Houses ‘falling apart’

Ward councillor Anthony Moses addressed beneficiaries at the title deed handover ceremony of the Heideveld Housing Development.

As beneficiaries of a City of Cape Town housing development in Heideveld celebrated getting their title deeds last week, others claimed the project was riddled with corruption and the houses were “falling apart”.

Brett Herron, the mayoral committee member for transport and urban development, along with ward councillor Anthony Moses and Sub-council 11 chairperson Antonio van der Rheede, attended the ceremony at the Cathkin community centre, on Thursday November 30, where title deeds were presented to some of the project’s beneficiaries. But outside the hall, other residents protested.

Their spokeswoman, Vanessa Sauls, said the houses in Heideveld Housing Development had been poorly built; their R450 000 valuations were too high, making it impossible for many of the occupants to pay the accompanying rates; and complaints about allegedly crooked housing officials had been ignored.

Ms Sauls claimed the project’s youngest recipient was just 19 years old.

“Some people who were not on the beneficiary list were given houses. Traffic cops and police officers have moved into these houses, when it is clear that they would not qualify for these houses, as they earn above the threshold,” she said.
“Then you get a beneficiary who received a small raise since applying for the house, and now, years down the line, earns a few rand too much, and who is now being denied a housing opportunity.

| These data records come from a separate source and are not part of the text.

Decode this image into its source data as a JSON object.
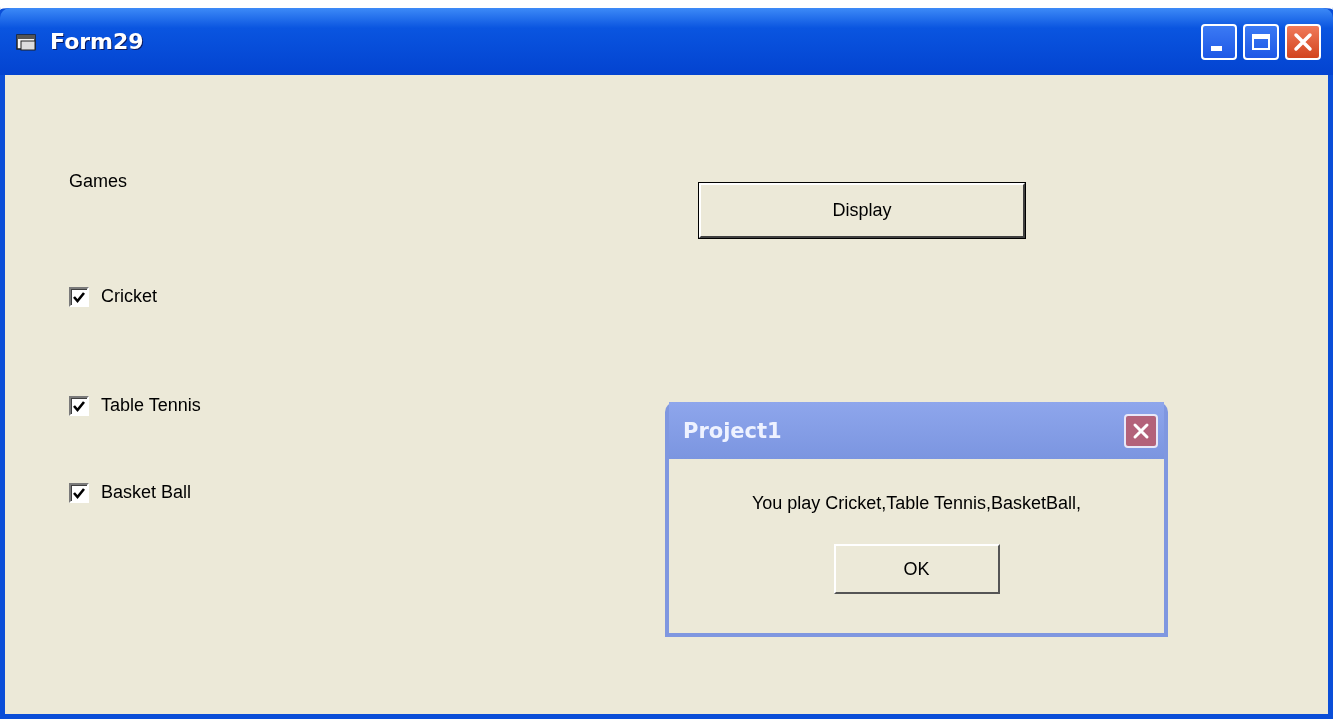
{
  "window": {
    "title": "Form29"
  },
  "games_label": "Games",
  "checkboxes": [
    {
      "label": "Cricket",
      "checked": true
    },
    {
      "label": "Table Tennis",
      "checked": true
    },
    {
      "label": "Basket Ball",
      "checked": true
    }
  ],
  "display_button": "Display",
  "dialog": {
    "title": "Project1",
    "message": "You play Cricket,Table Tennis,BasketBall,",
    "button": "OK"
  }
}
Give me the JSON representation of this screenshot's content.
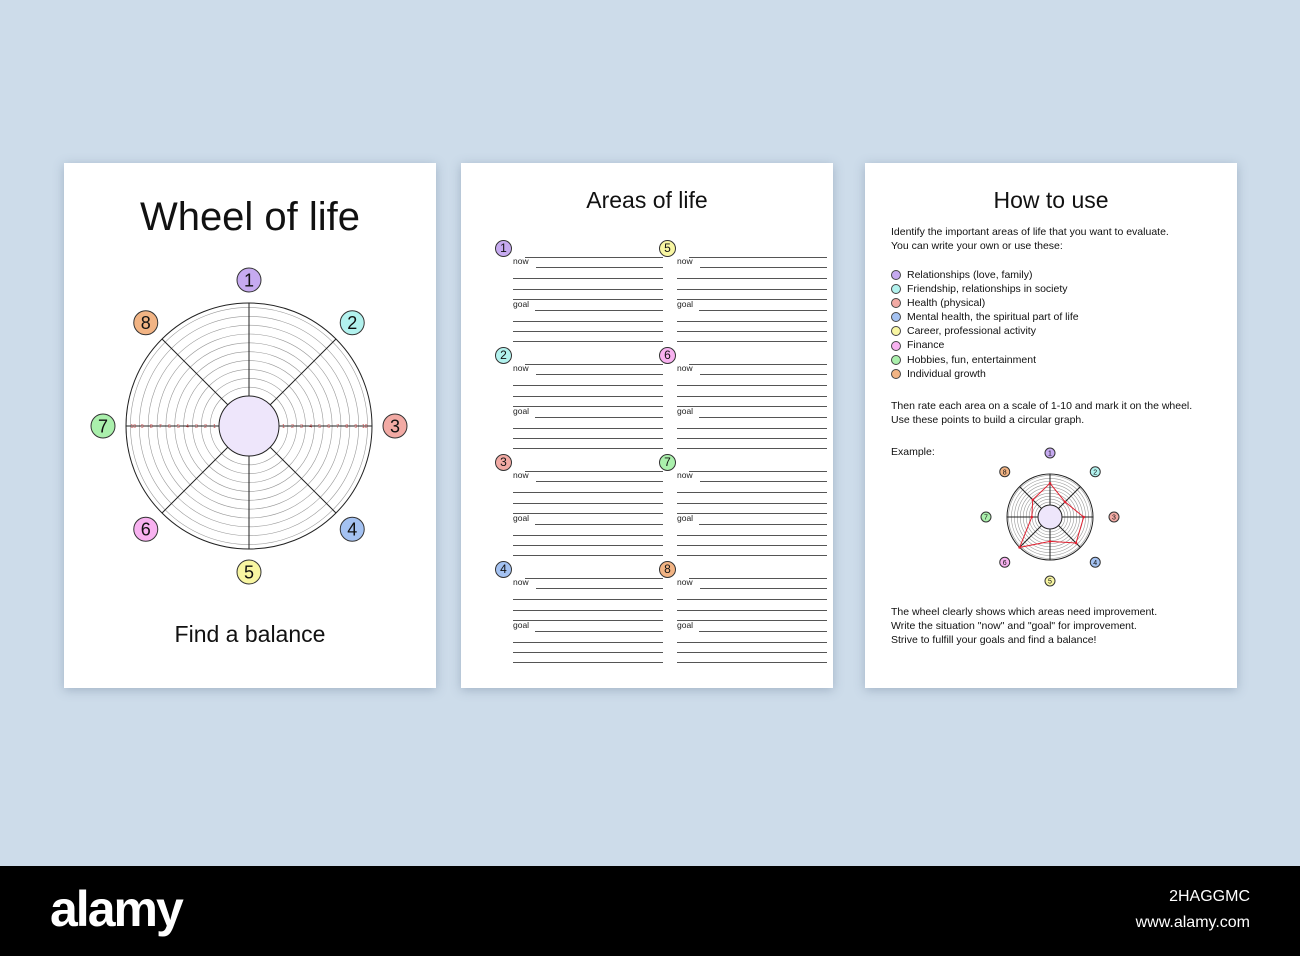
{
  "page1": {
    "title": "Wheel of life",
    "subtitle": "Find a balance",
    "scale": [
      "1",
      "2",
      "3",
      "4",
      "5",
      "6",
      "7",
      "8",
      "9",
      "10"
    ]
  },
  "areas": [
    {
      "num": "1",
      "color": "#c6aaf0"
    },
    {
      "num": "2",
      "color": "#b2f2ee"
    },
    {
      "num": "3",
      "color": "#f2aaa4"
    },
    {
      "num": "4",
      "color": "#a4c2f2"
    },
    {
      "num": "5",
      "color": "#f8f6a2"
    },
    {
      "num": "6",
      "color": "#f8b2f0"
    },
    {
      "num": "7",
      "color": "#aaf0ac"
    },
    {
      "num": "8",
      "color": "#f2b484"
    }
  ],
  "page2": {
    "title": "Areas of life",
    "now_label": "now",
    "goal_label": "goal"
  },
  "page3": {
    "title": "How to use",
    "intro": [
      "Identify the important areas of life that you want  to evaluate.",
      "You can write your own or use these:"
    ],
    "legend": [
      "Relationships (love, family)",
      "Friendship, relationships in society",
      "Health (physical)",
      "Mental health, the spiritual part of life",
      "Career, professional activity",
      "Finance",
      "Hobbies, fun, entertainment",
      "Individual growth"
    ],
    "rate": [
      "Then rate each area on a scale of 1-10 and mark it on the wheel.",
      "Use these points to build a circular graph."
    ],
    "example_label": "Example:",
    "example_values": [
      7,
      3,
      7,
      8,
      4,
      10,
      2,
      4
    ],
    "outro": [
      "The wheel clearly shows which areas need improvement.",
      "Write the situation \"now\" and \"goal\" for improvement.",
      "Strive to fulfill your goals and find a balance!"
    ]
  },
  "footer": {
    "logo": "alamy",
    "image_id": "2HAGGMC",
    "site": "www.alamy.com"
  }
}
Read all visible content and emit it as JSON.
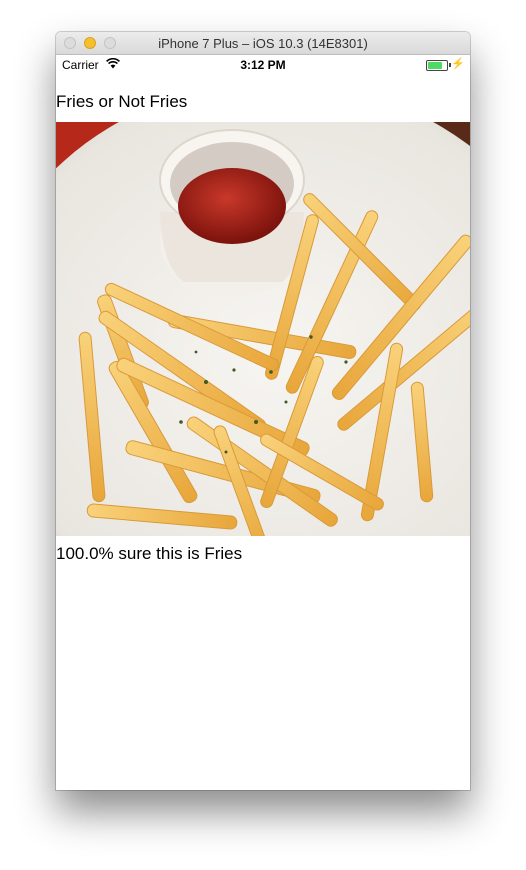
{
  "window": {
    "title": "iPhone 7 Plus – iOS 10.3 (14E8301)"
  },
  "status_bar": {
    "carrier": "Carrier",
    "time": "3:12 PM",
    "wifi_icon": "wifi-icon",
    "battery_icon": "battery-icon",
    "charging_icon": "bolt-icon",
    "battery_color": "#4cd964"
  },
  "app": {
    "title": "Fries or Not Fries",
    "image_icon": "fries-photo",
    "result": "100.0% sure this is Fries"
  }
}
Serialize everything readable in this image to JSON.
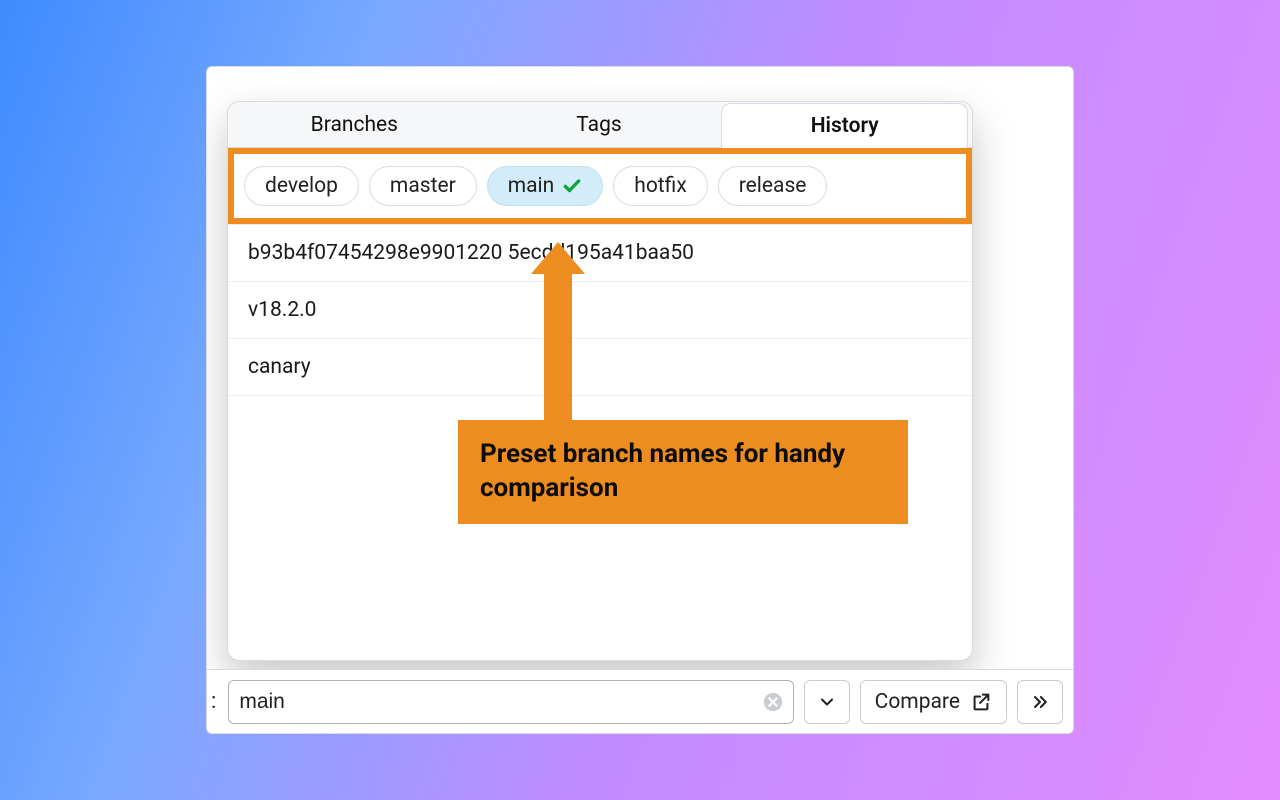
{
  "tabs": {
    "branches": "Branches",
    "tags": "Tags",
    "history": "History"
  },
  "branch_chips": [
    {
      "label": "develop",
      "selected": false
    },
    {
      "label": "master",
      "selected": false
    },
    {
      "label": "main",
      "selected": true
    },
    {
      "label": "hotfix",
      "selected": false
    },
    {
      "label": "release",
      "selected": false
    }
  ],
  "history_items": [
    "b93b4f07454298e9901220  5ecdd195a41baa50",
    "v18.2.0",
    "canary"
  ],
  "callout": "Preset branch names for handy comparison",
  "input": {
    "value": "main"
  },
  "compare_label": "Compare",
  "colon": ":"
}
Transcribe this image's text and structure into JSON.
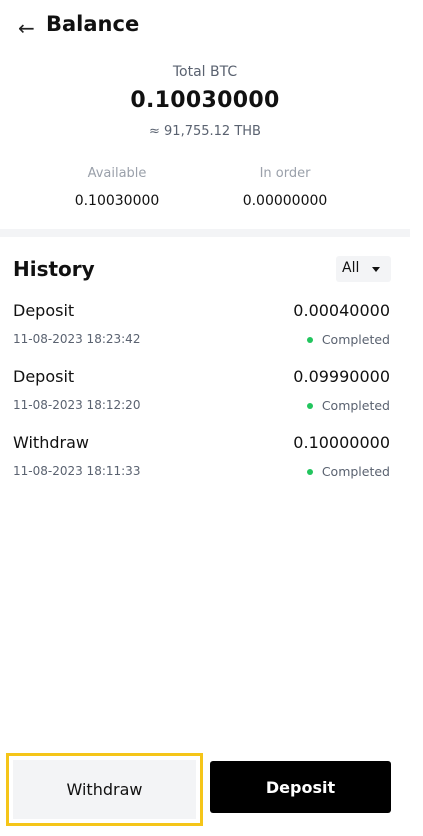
{
  "header": {
    "back_icon": "arrow-left-icon",
    "title": "Balance"
  },
  "summary": {
    "total_label": "Total BTC",
    "total_value": "0.10030000",
    "total_fiat": "≈ 91,755.12 THB",
    "available_label": "Available",
    "available_value": "0.10030000",
    "in_order_label": "In order",
    "in_order_value": "0.00000000"
  },
  "history": {
    "title": "History",
    "filter": {
      "selected": "All",
      "icon": "caret-down-icon"
    },
    "items": [
      {
        "type": "Deposit",
        "datetime": "11-08-2023  18:23:42",
        "amount": "0.00040000",
        "status": "Completed"
      },
      {
        "type": "Deposit",
        "datetime": "11-08-2023  18:12:20",
        "amount": "0.09990000",
        "status": "Completed"
      },
      {
        "type": "Withdraw",
        "datetime": "11-08-2023  18:11:33",
        "amount": "0.10000000",
        "status": "Completed"
      }
    ]
  },
  "actions": {
    "withdraw_label": "Withdraw",
    "deposit_label": "Deposit"
  },
  "colors": {
    "status_completed": "#22c55e",
    "highlight": "#f5c518",
    "deposit_button_bg": "#000000"
  }
}
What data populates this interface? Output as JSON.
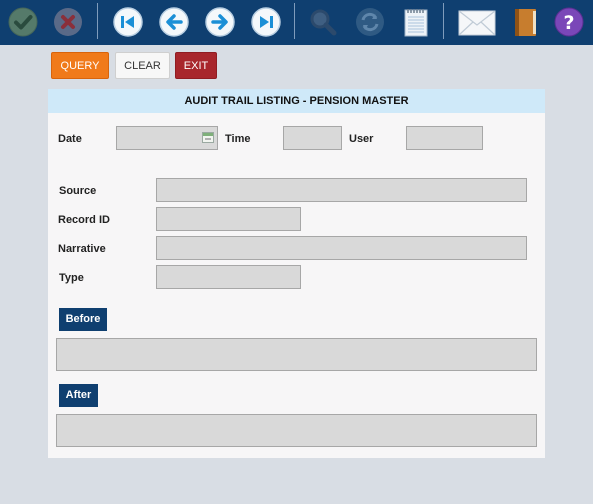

“We are a laughing stock. We have sent so many complaints to the ward councillor, Anthony Moses, but nothing has been done. We have now called on the national Minister of Human Settlements, Lindiwe Sisulu, to investigate.”

However, Mr Herron denied the corruption allegations, saying they were based on rumour and not backed up by formal complaints or affidavits.

As to the claim that a 19-year-old had received a house, Mr Herron said: “Allocation is done in order of age, so allocation to such young beneficiaries is generally not possible. The matter can be investigated further if information substantiating such allegations is provided to the City.”

He said those who could not afford to pay rates should approach the City for an indigent rates relief. And he brushed off Ms Sauls’s claims about poor workmanship.

“Some houses have snags that are being attended to by the contractor. In those cases, beneficiaries have signed off against snags to enable them to move into their houses sooner.”

Mr Herron said the units were signed off by several quality controllers – including the City’s inspectors, provincial inspectors and the National Home Builders Registration Council (NHBRC) – to ensure they met required standards.

“Some people who were not on the beneficiary list were given houses. Traffic cops and police officers have moved into these houses, when it is clear that they would not qualify for these houses, as they earn above the threshold,” she said.

“Then you get a beneficiary who received a small raise since applying for the house, and now, years down the line, earns a few rand too much, and who is now being denied a housing opportunity.

“We are a laughing stock. We have sent so many complaints to the ward councillor, Anthony Moses, but nothing has been done. We have now called on the national Minister of Human Settlements, Lindiwe Sisulu, to investigate.”

However, Mr Herron denied the corruption allegations, saying they were based on rumour and not backed up by formal complaints or affidavits.

Regarding the claim that a 19-year-old had received a house, Mr Herron said: “Allocation is done in order of age, so allocation to such young beneficiaries is generally not possible. The matter can be investigated further if information substantiating such allegations is provided to the City.”

He said those who could not afford to pay rates should approach the City for indigent rates relief. And he brushed off Ms Sauls’s claims about poor workmanship.

“Some houses have snags that are being attended to by the contractor. In those cases, beneficiaries have signed off against snags to enable them to move into their houses sooner.”

Mr Herron said the units were signed off by several quality controllers – including the City’s inspectors, provincial inspectors and the National Home Builders Registration Council (NHBRC) – to ensure they met required standards.

After signing their deeds of sale, beneficiaries of the Breaking New Ground (BNG) houses have to attend workshops on home ownership run by the City on Saturdays.

“They are educated on various topics related to home ownership, including the importance of home maintenance, the purpose of a title deed and drafting a will,” said Mr Herron.

Responding to allegations that traffic officers and police officers benefited from the housing project, despite earning above the threshold, Mr Herron said: “Beneficiaries were approved as far back as 2011. If the beneficiary met the qualifying criteria at the time, he/she remains an approved beneficiary even when their personal circumstances improve after approval.”

He denied some beneficiaries were leaving their relatives in the City’s housing rental stock when they moved into their new houses because the Heideveld housing office inspected all the rental units after the tenants left.

“Keys to the new house are not handed over if the unit is not found to be vacant,” he said.